I think those who photograph the landscape, wildlife, flowers, insects, beautiful works of man, portraits, etc., will instantly make the connection. We are celebrating beauty, beauty in nature, beauty in our environment. When that beauty is despoiled our subject matter goes away. Even those who photograph the wreckage we wreak are doing so to make a point, to expose our careless actions and disdain for that entrusted to our care. Photographing beauty is a response back to God, praising Him for what we find good in His creation; photographing wreckage is one way to inform us of our abusive nature.

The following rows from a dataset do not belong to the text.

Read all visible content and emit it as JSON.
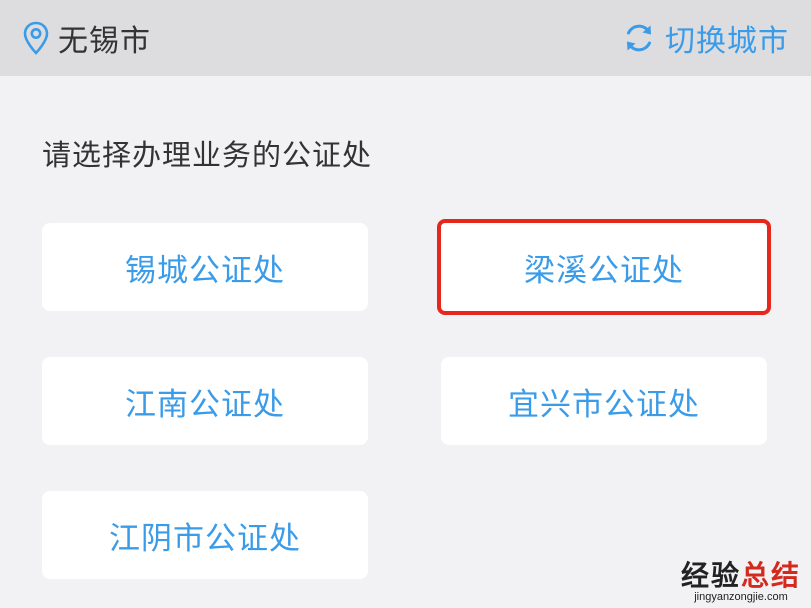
{
  "header": {
    "city": "无锡市",
    "switch_label": "切换城市",
    "location_icon": "location-pin-icon",
    "switch_icon": "refresh-icon",
    "accent_color": "#3a9be8",
    "background_color": "#dddde0"
  },
  "main": {
    "prompt": "请选择办理业务的公证处",
    "offices": [
      {
        "label": "锡城公证处",
        "selected": false
      },
      {
        "label": "梁溪公证处",
        "selected": true
      },
      {
        "label": "江南公证处",
        "selected": false
      },
      {
        "label": "宜兴市公证处",
        "selected": false
      },
      {
        "label": "江阴市公证处",
        "selected": false
      }
    ],
    "highlight_color": "#e8271c"
  },
  "watermark": {
    "main_black": "经验",
    "main_red": "总结",
    "sub": "jingyanzongjie.com"
  }
}
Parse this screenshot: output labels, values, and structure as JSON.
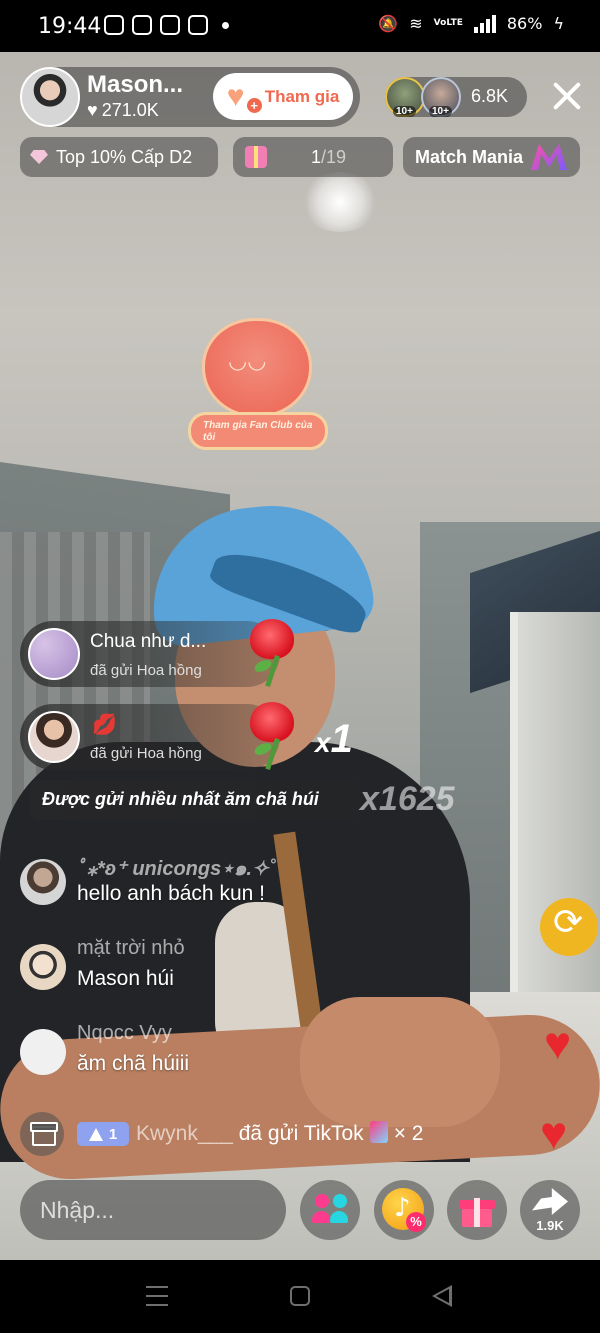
{
  "status_bar": {
    "time": "19:44",
    "battery": "86%",
    "network": "VoLTE"
  },
  "host": {
    "name": "Mason...",
    "likes": "271.0K",
    "join_label": "Tham gia"
  },
  "viewers": {
    "badges": [
      "10+",
      "10+"
    ],
    "count": "6.8K"
  },
  "chips": {
    "rank": "Top 10% Cấp D2",
    "task_current": "1",
    "task_total": "/19",
    "match": "Match Mania"
  },
  "fan_club_label": "Tham gia Fan Club của tôi",
  "gift_notifications": [
    {
      "user": "Chua như d...",
      "action": "đã gửi Hoa hồng"
    },
    {
      "user": "",
      "action": "đã gửi Hoa hồng"
    }
  ],
  "gift_multiplier": "1",
  "most_sent": {
    "label": "Được gửi nhiều nhất ăm chã húi",
    "count": "x1625"
  },
  "comments": [
    {
      "user": "ﾟ⁎*ʚ⁺ unicongs⋆๑.✧˚",
      "text": "hello anh bách kun !"
    },
    {
      "user": "mặt trời nhỏ",
      "text": "Mason húi"
    },
    {
      "user": "Nqocc Vyy",
      "text": "ăm chã húiii"
    }
  ],
  "gift_line": {
    "level": "1",
    "user": "Kwynk___",
    "action": "đã gửi TikTok",
    "multiplier": "× 2"
  },
  "bottom_bar": {
    "input_placeholder": "Nhập...",
    "share_count": "1.9K"
  },
  "icons": [
    "search-icon",
    "heart-icon",
    "close-icon",
    "gift-icon",
    "share-icon",
    "guests-icon",
    "tiktok-coin-icon",
    "rose-icon"
  ],
  "colors": {
    "accent": "#f0694f",
    "heart_red": "#e8272f",
    "share_yellow": "#f0b622",
    "level_badge": "#8ea2f0"
  }
}
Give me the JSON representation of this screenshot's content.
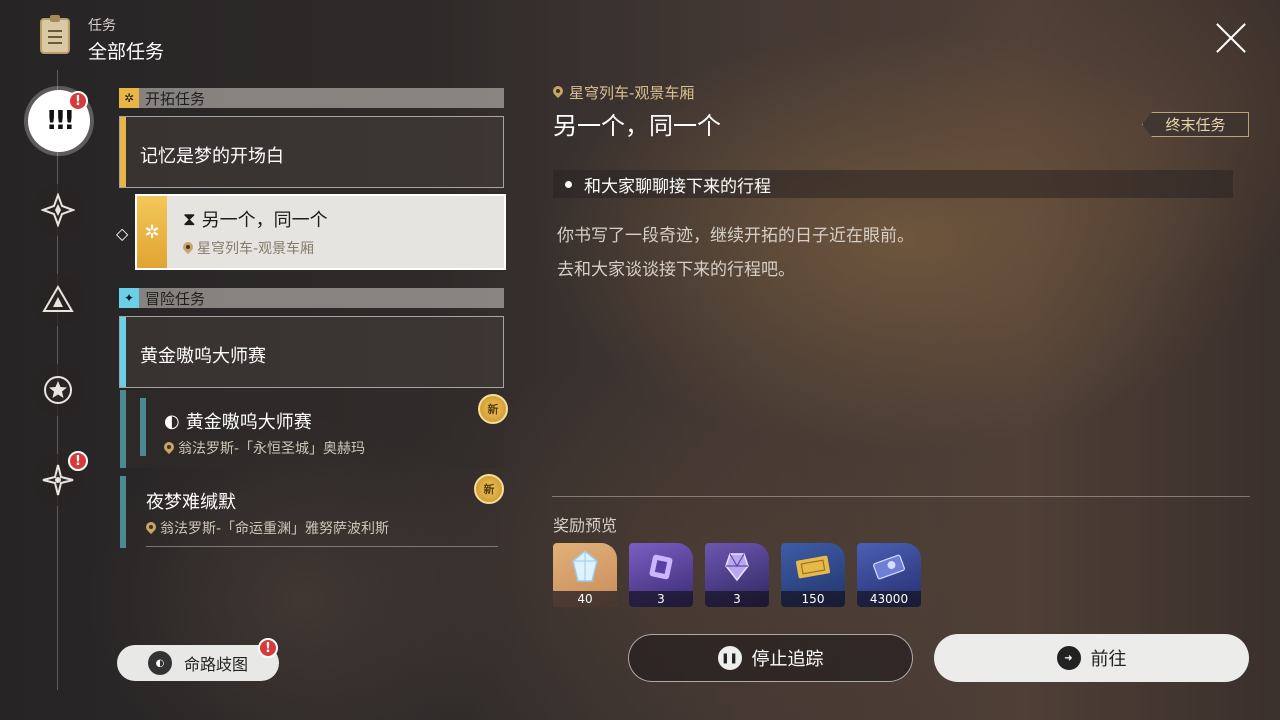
{
  "header": {
    "category": "任务",
    "title": "全部任务"
  },
  "rail": {
    "alert_mark": "!"
  },
  "sections": {
    "trailblaze": {
      "label": "开拓任务"
    },
    "adventure": {
      "label": "冒险任务"
    }
  },
  "quests": {
    "q1": {
      "title": "记忆是梦的开场白"
    },
    "q2": {
      "title": "另一个，同一个",
      "location": "星穹列车-观景车厢"
    },
    "q3": {
      "title": "黄金嗷呜大师赛"
    },
    "q4": {
      "title": "黄金嗷呜大师赛",
      "location": "翁法罗斯-「永恒圣城」奥赫玛",
      "badge": "新"
    },
    "q5": {
      "title": "夜梦难缄默",
      "location": "翁法罗斯-「命运重渊」雅努萨波利斯",
      "badge": "新"
    }
  },
  "detail": {
    "location": "星穹列车-观景车厢",
    "title": "另一个，同一个",
    "tag": "终末任务",
    "objective": "和大家聊聊接下来的行程",
    "description": [
      "你书写了一段奇迹，继续开拓的日子近在眼前。",
      "去和大家谈谈接下来的行程吧。"
    ]
  },
  "rewards": {
    "label": "奖励预览",
    "items": [
      {
        "icon": "crystal-icon",
        "qty": "40"
      },
      {
        "icon": "purple-chip-icon",
        "qty": "3"
      },
      {
        "icon": "purple-material-icon",
        "qty": "3"
      },
      {
        "icon": "gold-ticket-icon",
        "qty": "150"
      },
      {
        "icon": "credit-card-icon",
        "qty": "43000"
      }
    ]
  },
  "buttons": {
    "stop": "停止追踪",
    "go": "前往",
    "path": "命路歧图"
  },
  "colors": {
    "trailblaze_accent": "#e9b547",
    "adventure_accent": "#6ad0e8"
  }
}
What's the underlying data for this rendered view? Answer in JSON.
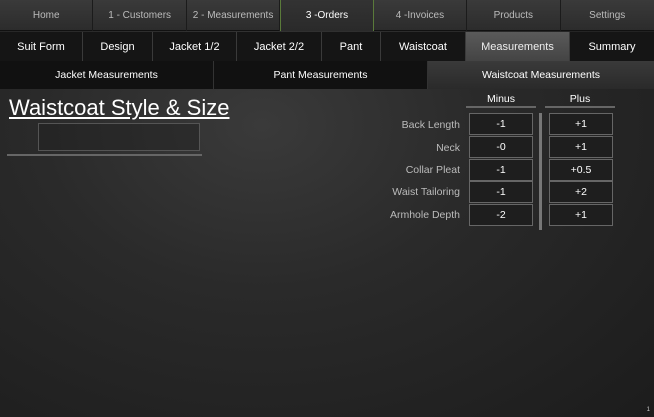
{
  "topnav": [
    {
      "label": "Home"
    },
    {
      "label": "1 - Customers"
    },
    {
      "label": "2 - Measurements"
    },
    {
      "label": "3 -Orders"
    },
    {
      "label": "4 -Invoices"
    },
    {
      "label": "Products"
    },
    {
      "label": "Settings"
    }
  ],
  "subnav": [
    {
      "label": "Suit Form"
    },
    {
      "label": "Design"
    },
    {
      "label": "Jacket 1/2"
    },
    {
      "label": "Jacket 2/2"
    },
    {
      "label": "Pant"
    },
    {
      "label": "Waistcoat"
    },
    {
      "label": "Measurements"
    },
    {
      "label": "Summary"
    }
  ],
  "thirdnav": [
    {
      "label": "Jacket Measurements"
    },
    {
      "label": "Pant Measurements"
    },
    {
      "label": "Waistcoat Measurements"
    }
  ],
  "page": {
    "title": "Waistcoat Style & Size",
    "style_value": "",
    "page_number": "1"
  },
  "grid": {
    "minus_label": "Minus",
    "plus_label": "Plus",
    "rows": [
      {
        "label": "Back Length",
        "minus": "-1",
        "plus": "+1"
      },
      {
        "label": "Neck",
        "minus": "-0",
        "plus": "+1"
      },
      {
        "label": "Collar Pleat",
        "minus": "-1",
        "plus": "+0.5"
      },
      {
        "label": "Waist Tailoring",
        "minus": "-1",
        "plus": "+2"
      },
      {
        "label": "Armhole Depth",
        "minus": "-2",
        "plus": "+1"
      }
    ]
  }
}
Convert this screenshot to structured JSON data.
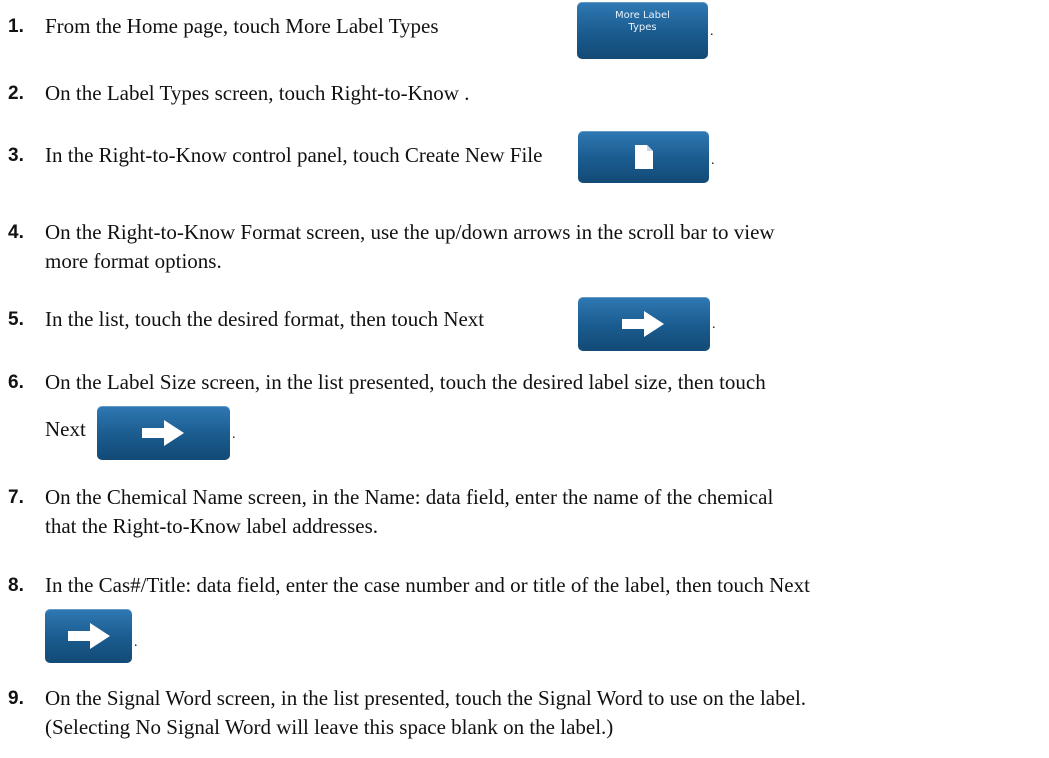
{
  "steps": [
    {
      "num": "1.",
      "text": "From the Home page, touch More Label Types",
      "after": "."
    },
    {
      "num": "2.",
      "text": "On the Label Types screen, touch Right-to-Know ."
    },
    {
      "num": "3.",
      "text": "In the Right-to-Know control panel, touch Create New File",
      "after": "."
    },
    {
      "num": "4.",
      "line1": "On the Right-to-Know Format screen, use the up/down arrows in the scroll bar to view",
      "line2": "more format options."
    },
    {
      "num": "5.",
      "text": "In the list, touch the desired format, then touch Next",
      "after": "."
    },
    {
      "num": "6.",
      "line1": "On the Label Size screen, in the list presented, touch the desired label size, then touch",
      "line2": "Next",
      "after": "."
    },
    {
      "num": "7.",
      "line1": "On the Chemical Name screen, in the Name: data field, enter the name of the chemical",
      "line2": "that the Right-to-Know label addresses."
    },
    {
      "num": "8.",
      "line1": "In the Cas#/Title: data field, enter the case number and or title of the label, then touch Next",
      "after": "."
    },
    {
      "num": "9.",
      "line1": "On the Signal Word screen, in the list presented, touch the Signal Word to use on the label.",
      "line2": "(Selecting No Signal Word will leave this space blank on the label.)"
    }
  ],
  "buttons": {
    "more_label_types": {
      "line1": "More Label",
      "line2": "Types"
    },
    "create_new_file": {
      "icon": "document-icon"
    },
    "next": {
      "icon": "arrow-right-icon"
    }
  },
  "colors": {
    "button_top": "#2f79b4",
    "button_bottom": "#134a76"
  }
}
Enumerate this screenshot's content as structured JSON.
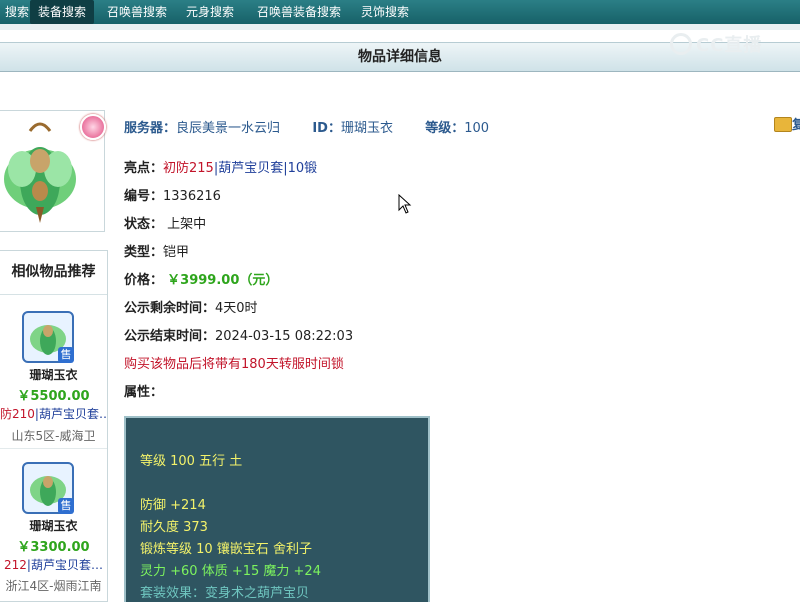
{
  "nav": {
    "tabs": [
      {
        "label": "搜索",
        "active": false
      },
      {
        "label": "装备搜索",
        "active": true
      },
      {
        "label": "召唤兽搜索",
        "active": false
      },
      {
        "label": "元身搜索",
        "active": false
      },
      {
        "label": "召唤兽装备搜索",
        "active": false
      },
      {
        "label": "灵饰搜索",
        "active": false
      }
    ]
  },
  "watermark": "CC直播",
  "header": {
    "title": "物品详细信息"
  },
  "item": {
    "server_label": "服务器：",
    "server_value": "良辰美景一水云归",
    "id_label": "ID：",
    "id_value": "珊瑚玉衣",
    "level_label": "等级：",
    "level_value": "100",
    "fav_label": "复",
    "highlight_label": "亮点：",
    "highlight_1": "初防215",
    "highlight_2": "葫芦宝贝套",
    "highlight_3": "10锻",
    "number_label": "编号：",
    "number_value": "1336216",
    "status_label": "状态：",
    "status_value": "上架中",
    "type_label": "类型：",
    "type_value": "铠甲",
    "price_label": "价格：",
    "price_value": "￥3999.00（元）",
    "remain_label": "公示剩余时间：",
    "remain_value": "4天0时",
    "end_label": "公示结束时间：",
    "end_value": "2024-03-15 08:22:03",
    "notice": "购买该物品后将带有180天转服时间锁",
    "attr_label": "属性："
  },
  "attributes": {
    "line1": "等级 100 五行 土",
    "line2": "防御 +214",
    "line3": "耐久度 373",
    "line4": "锻炼等级 10 镶嵌宝石 舍利子",
    "line5": "灵力 +60 体质 +15 魔力 +24",
    "line6": "套装效果：变身术之葫芦宝贝"
  },
  "sidebar": {
    "title": "相似物品推荐",
    "items": [
      {
        "name": "珊瑚玉衣",
        "price": "￥5500.00",
        "feat_red": "防210",
        "feat_blue": "葫芦宝贝套…",
        "server": "山东5区-威海卫",
        "badge": "售"
      },
      {
        "name": "珊瑚玉衣",
        "price": "￥3300.00",
        "feat_red": "212",
        "feat_blue": "葫芦宝贝套…",
        "server": "浙江4区-烟雨江南",
        "badge": "售"
      }
    ]
  },
  "colors": {
    "nav": "#176168",
    "price": "#2ea51c",
    "highlight": "#c2142a",
    "attr_bg": "#2f5561"
  }
}
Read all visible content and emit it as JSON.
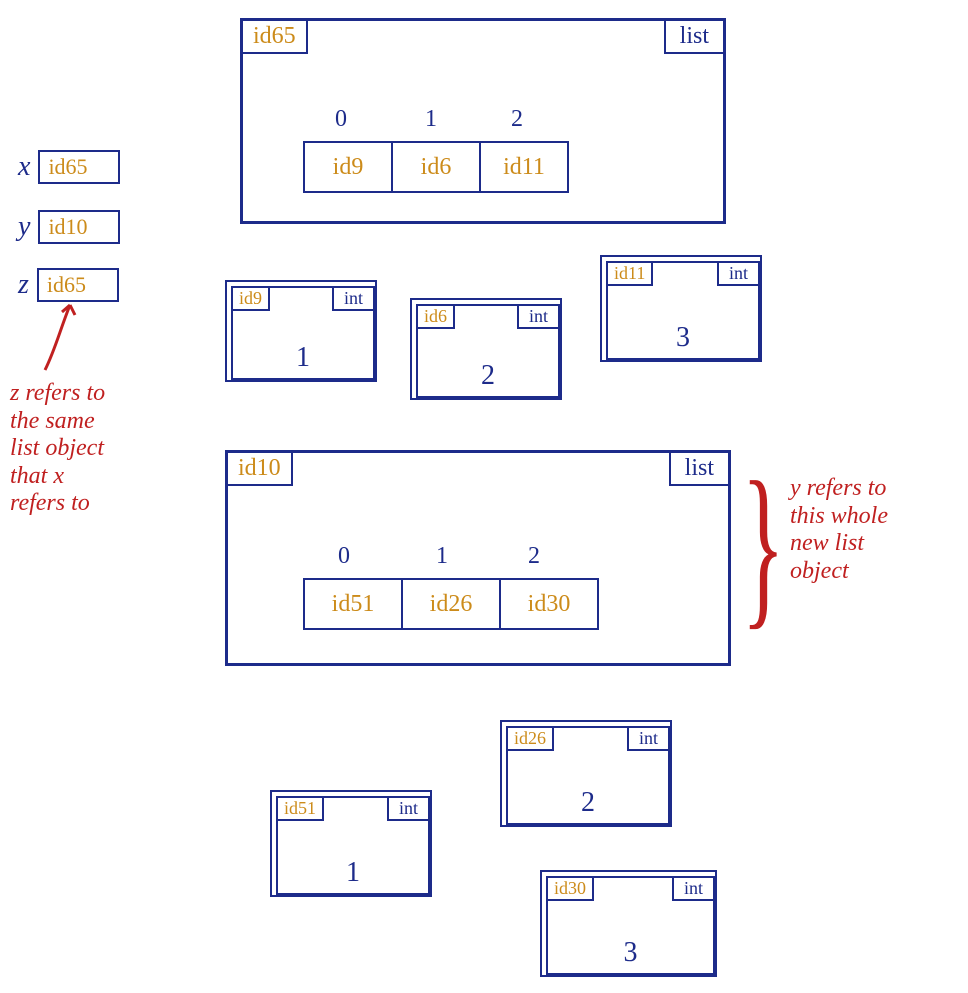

Man's careless treatment of what I find praise worthy has been a pet peave of mine all my life. We trash our highways with garbage, we clutter our cities with graffiti, we set our forests afire with careless disposal of still burning cigarettes, we pollute our waters in dozens of different ways, and now we are pumping millions of tons of carbon dioxide into our atmosphere on a daily basis. I have even found full scale dumps 30 miles into the backcountry of the Sierra Nevada where horse packers were too lazy to haul out their trash. These included things like rusty cans, bottles, even things as large as stoves. I've often seen old license plates nailed to trees in places that ought to be treated with reverence. The list could go on and on.
Laudato Si' challenges us to a new way of thinking about our "home". No longer do we have the luxury of thinking of our resources as inexhaustible, or that somehow no matter how much abuse we subject it to it will miraculously repair itself. Every day we become more aware of the damage we inflict on our surroundings and the creatures that inhabit our home. Yet there are still those who refuse to acknowledge what they see and refuse to believe the science that tells us our consumerist "throw away" society is not sustainable. It's time for all of us to "own up" to our own responsibility for the care of our environment, and if changes are warranted...make them.